Entries from a dataset of interfaces:

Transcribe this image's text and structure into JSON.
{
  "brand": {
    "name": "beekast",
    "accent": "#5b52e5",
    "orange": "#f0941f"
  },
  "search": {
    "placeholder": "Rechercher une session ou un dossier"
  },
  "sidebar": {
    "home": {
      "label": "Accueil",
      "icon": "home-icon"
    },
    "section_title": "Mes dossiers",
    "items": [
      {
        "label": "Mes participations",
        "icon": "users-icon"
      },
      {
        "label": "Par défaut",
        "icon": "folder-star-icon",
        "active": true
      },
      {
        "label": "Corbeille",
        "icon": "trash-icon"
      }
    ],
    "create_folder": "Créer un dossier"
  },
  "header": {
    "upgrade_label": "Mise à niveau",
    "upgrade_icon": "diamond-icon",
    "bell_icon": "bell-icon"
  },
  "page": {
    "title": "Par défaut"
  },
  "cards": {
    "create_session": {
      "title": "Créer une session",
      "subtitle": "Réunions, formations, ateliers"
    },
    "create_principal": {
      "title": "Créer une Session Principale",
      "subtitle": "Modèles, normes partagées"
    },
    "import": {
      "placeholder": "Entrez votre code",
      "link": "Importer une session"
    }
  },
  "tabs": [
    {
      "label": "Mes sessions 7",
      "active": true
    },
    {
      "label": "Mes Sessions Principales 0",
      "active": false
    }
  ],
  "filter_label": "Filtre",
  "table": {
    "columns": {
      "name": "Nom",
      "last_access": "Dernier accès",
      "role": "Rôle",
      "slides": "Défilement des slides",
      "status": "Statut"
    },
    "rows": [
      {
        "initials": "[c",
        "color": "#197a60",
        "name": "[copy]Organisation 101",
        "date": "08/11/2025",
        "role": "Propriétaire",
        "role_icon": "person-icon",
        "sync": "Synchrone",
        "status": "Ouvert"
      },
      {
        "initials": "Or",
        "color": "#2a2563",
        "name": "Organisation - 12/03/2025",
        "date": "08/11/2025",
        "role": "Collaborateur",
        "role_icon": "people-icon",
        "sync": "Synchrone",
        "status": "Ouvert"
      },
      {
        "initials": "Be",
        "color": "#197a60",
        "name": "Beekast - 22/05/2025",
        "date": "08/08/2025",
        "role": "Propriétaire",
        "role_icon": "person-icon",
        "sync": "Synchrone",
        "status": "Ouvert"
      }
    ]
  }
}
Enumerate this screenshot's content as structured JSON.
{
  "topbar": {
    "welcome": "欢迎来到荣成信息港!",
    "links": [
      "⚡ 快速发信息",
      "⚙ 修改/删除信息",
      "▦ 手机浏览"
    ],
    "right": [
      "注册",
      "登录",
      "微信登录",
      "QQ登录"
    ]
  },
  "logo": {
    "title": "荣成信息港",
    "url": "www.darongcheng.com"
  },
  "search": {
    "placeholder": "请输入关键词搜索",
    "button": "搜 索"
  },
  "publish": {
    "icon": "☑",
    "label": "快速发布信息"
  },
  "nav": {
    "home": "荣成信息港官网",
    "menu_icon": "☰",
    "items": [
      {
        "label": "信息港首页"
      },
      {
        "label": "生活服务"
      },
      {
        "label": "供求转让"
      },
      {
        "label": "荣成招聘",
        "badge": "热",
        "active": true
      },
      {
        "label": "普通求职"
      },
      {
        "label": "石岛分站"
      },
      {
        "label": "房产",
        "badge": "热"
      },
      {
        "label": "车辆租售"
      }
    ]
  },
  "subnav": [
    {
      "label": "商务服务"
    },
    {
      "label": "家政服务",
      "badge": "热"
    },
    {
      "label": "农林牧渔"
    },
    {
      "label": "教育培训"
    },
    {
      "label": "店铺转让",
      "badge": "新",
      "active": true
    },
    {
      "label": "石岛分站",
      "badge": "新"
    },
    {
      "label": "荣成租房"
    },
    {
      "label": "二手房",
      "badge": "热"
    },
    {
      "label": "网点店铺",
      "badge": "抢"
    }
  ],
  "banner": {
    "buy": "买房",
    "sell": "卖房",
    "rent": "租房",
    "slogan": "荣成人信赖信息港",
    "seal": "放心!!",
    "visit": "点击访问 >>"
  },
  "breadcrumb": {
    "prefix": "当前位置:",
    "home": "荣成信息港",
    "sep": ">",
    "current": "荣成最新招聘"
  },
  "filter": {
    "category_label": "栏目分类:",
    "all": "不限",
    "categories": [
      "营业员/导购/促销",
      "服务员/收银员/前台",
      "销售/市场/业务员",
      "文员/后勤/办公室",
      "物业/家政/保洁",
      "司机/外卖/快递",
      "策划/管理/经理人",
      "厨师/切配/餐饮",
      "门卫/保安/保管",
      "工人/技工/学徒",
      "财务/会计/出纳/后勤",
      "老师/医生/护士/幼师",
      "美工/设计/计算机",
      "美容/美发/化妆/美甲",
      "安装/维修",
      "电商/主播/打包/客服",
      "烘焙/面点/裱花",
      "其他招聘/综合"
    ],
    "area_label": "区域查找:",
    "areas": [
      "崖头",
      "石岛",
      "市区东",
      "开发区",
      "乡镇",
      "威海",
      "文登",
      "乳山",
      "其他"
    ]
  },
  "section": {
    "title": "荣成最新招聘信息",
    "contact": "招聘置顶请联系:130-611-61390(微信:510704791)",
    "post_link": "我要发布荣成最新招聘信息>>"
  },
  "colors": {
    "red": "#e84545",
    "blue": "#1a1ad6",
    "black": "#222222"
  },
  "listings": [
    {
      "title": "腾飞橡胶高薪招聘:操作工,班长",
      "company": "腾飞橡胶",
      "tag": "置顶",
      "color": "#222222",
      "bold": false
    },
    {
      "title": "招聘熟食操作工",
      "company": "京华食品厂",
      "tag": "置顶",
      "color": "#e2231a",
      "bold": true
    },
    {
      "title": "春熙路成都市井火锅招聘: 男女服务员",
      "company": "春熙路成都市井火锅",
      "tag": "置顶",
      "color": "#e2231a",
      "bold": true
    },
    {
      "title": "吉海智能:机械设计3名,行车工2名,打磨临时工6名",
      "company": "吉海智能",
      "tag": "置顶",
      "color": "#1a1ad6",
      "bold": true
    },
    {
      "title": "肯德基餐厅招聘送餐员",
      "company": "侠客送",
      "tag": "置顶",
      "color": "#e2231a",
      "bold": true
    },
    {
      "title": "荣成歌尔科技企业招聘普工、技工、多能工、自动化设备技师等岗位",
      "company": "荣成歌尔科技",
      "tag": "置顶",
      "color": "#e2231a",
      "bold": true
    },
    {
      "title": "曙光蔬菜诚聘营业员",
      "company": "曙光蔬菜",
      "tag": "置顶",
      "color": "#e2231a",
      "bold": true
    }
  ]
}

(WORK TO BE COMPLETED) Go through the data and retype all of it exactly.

(RESULT FOR THIS TASK)
Transcribe this image's text and structure into JSON.
{
  "brand": {
    "name": "beekast",
    "accent": "#5b52e5",
    "orange": "#f0941f"
  },
  "search": {
    "placeholder": "Rechercher une session ou un dossier"
  },
  "sidebar": {
    "home": {
      "label": "Accueil",
      "icon": "home-icon"
    },
    "section_title": "Mes dossiers",
    "items": [
      {
        "label": "Mes participations",
        "icon": "users-icon"
      },
      {
        "label": "Par défaut",
        "icon": "folder-star-icon",
        "active": true
      },
      {
        "label": "Corbeille",
        "icon": "trash-icon"
      }
    ],
    "create_folder": "Créer un dossier"
  },
  "header": {
    "upgrade_label": "Mise à niveau",
    "upgrade_icon": "diamond-icon",
    "bell_icon": "bell-icon"
  },
  "page": {
    "title": "Par défaut"
  },
  "cards": {
    "create_session": {
      "title": "Créer une session",
      "subtitle": "Réunions, formations, ateliers"
    },
    "create_principal": {
      "title": "Créer une Session Principale",
      "subtitle": "Modèles, normes partagées"
    },
    "import": {
      "placeholder": "Entrez votre code",
      "link": "Importer une session"
    }
  },
  "tabs": [
    {
      "label": "Mes sessions 7",
      "active": true
    },
    {
      "label": "Mes Sessions Principales 0",
      "active": false
    }
  ],
  "filter_label": "Filtre",
  "table": {
    "columns": {
      "name": "Nom",
      "last_access": "Dernier accès",
      "role": "Rôle",
      "slides": "Défilement des slides",
      "status": "Statut"
    },
    "rows": [
      {
        "initials": "[c",
        "color": "#197a60",
        "name": "[copy]Organisation 101",
        "date": "08/11/2025",
        "role": "Propriétaire",
        "role_icon": "person-icon",
        "sync": "Synchrone",
        "status": "Ouvert"
      },
      {
        "initials": "Or",
        "color": "#2a2563",
        "name": "Organisation - 12/03/2025",
        "date": "08/11/2025",
        "role": "Collaborateur",
        "role_icon": "people-icon",
        "sync": "Synchrone",
        "status": "Ouvert"
      },
      {
        "initials": "Be",
        "color": "#197a60",
        "name": "Beekast - 22/05/2025",
        "date": "08/08/2025",
        "role": "Propriétaire",
        "role_icon": "person-icon",
        "sync": "Synchrone",
        "status": "Ouvert"
      }
    ]
  }
}
Enumerate this screenshot's content as structured JSON.
{
  "topbar": {
    "welcome": "欢迎来到荣成信息港!",
    "links": [
      "⚡ 快速发信息",
      "⚙ 修改/删除信息",
      "▦ 手机浏览"
    ],
    "right": [
      "注册",
      "登录",
      "微信登录",
      "QQ登录"
    ]
  },
  "logo": {
    "title": "荣成信息港",
    "url": "www.darongcheng.com"
  },
  "search": {
    "placeholder": "请输入关键词搜索",
    "button": "搜 索"
  },
  "publish": {
    "icon": "☑",
    "label": "快速发布信息"
  },
  "nav": {
    "home": "荣成信息港官网",
    "menu_icon": "☰",
    "items": [
      {
        "label": "信息港首页"
      },
      {
        "label": "生活服务"
      },
      {
        "label": "供求转让"
      },
      {
        "label": "荣成招聘",
        "badge": "热",
        "active": true
      },
      {
        "label": "普通求职"
      },
      {
        "label": "石岛分站"
      },
      {
        "label": "房产",
        "badge": "热"
      },
      {
        "label": "车辆租售"
      }
    ]
  },
  "subnav": [
    {
      "label": "商务服务"
    },
    {
      "label": "家政服务",
      "badge": "热"
    },
    {
      "label": "农林牧渔"
    },
    {
      "label": "教育培训"
    },
    {
      "label": "店铺转让",
      "badge": "新",
      "active": true
    },
    {
      "label": "石岛分站",
      "badge": "新"
    },
    {
      "label": "荣成租房"
    },
    {
      "label": "二手房",
      "badge": "热"
    },
    {
      "label": "网点店铺",
      "badge": "抢"
    }
  ],
  "banner": {
    "buy": "买房",
    "sell": "卖房",
    "rent": "租房",
    "slogan": "荣成人信赖信息港",
    "seal": "放心!!",
    "visit": "点击访问 >>"
  },
  "breadcrumb": {
    "prefix": "当前位置:",
    "home": "荣成信息港",
    "sep": ">",
    "current": "荣成最新招聘"
  },
  "filter": {
    "category_label": "栏目分类:",
    "all": "不限",
    "categories": [
      "营业员/导购/促销",
      "服务员/收银员/前台",
      "销售/市场/业务员",
      "文员/后勤/办公室",
      "物业/家政/保洁",
      "司机/外卖/快递",
      "策划/管理/经理人",
      "厨师/切配/餐饮",
      "门卫/保安/保管",
      "工人/技工/学徒",
      "财务/会计/出纳/后勤",
      "老师/医生/护士/幼师",
      "美工/设计/计算机",
      "美容/美发/化妆/美甲",
      "安装/维修",
      "电商/主播/打包/客服",
      "烘焙/面点/裱花",
      "其他招聘/综合"
    ],
    "area_label": "区域查找:",
    "areas": [
      "崖头",
      "石岛",
      "市区东",
      "开发区",
      "乡镇",
      "威海",
      "文登",
      "乳山",
      "其他"
    ]
  },
  "section": {
    "title": "荣成最新招聘信息",
    "contact": "招聘置顶请联系:130-611-61390(微信:510704791)",
    "post_link": "我要发布荣成最新招聘信息>>"
  },
  "colors": {
    "red": "#e84545",
    "blue": "#1a1ad6",
    "black": "#222222"
  },
  "listings": [
    {
      "title": "腾飞橡胶高薪招聘:操作工,班长",
      "company": "腾飞橡胶",
      "tag": "置顶",
      "color": "#222222",
      "bold": false
    },
    {
      "title": "招聘熟食操作工",
      "company": "京华食品厂",
      "tag": "置顶",
      "color": "#e2231a",
      "bold": true
    },
    {
      "title": "春熙路成都市井火锅招聘: 男女服务员",
      "company": "春熙路成都市井火锅",
      "tag": "置顶",
      "color": "#e2231a",
      "bold": true
    },
    {
      "title": "吉海智能:机械设计3名,行车工2名,打磨临时工6名",
      "company": "吉海智能",
      "tag": "置顶",
      "color": "#1a1ad6",
      "bold": true
    },
    {
      "title": "肯德基餐厅招聘送餐员",
      "company": "侠客送",
      "tag": "置顶",
      "color": "#e2231a",
      "bold": true
    },
    {
      "title": "荣成歌尔科技企业招聘普工、技工、多能工、自动化设备技师等岗位",
      "company": "荣成歌尔科技",
      "tag": "置顶",
      "color": "#e2231a",
      "bold": true
    },
    {
      "title": "曙光蔬菜诚聘营业员",
      "company": "曙光蔬菜",
      "tag": "置顶",
      "color": "#e2231a",
      "bold": true
    }
  ]
}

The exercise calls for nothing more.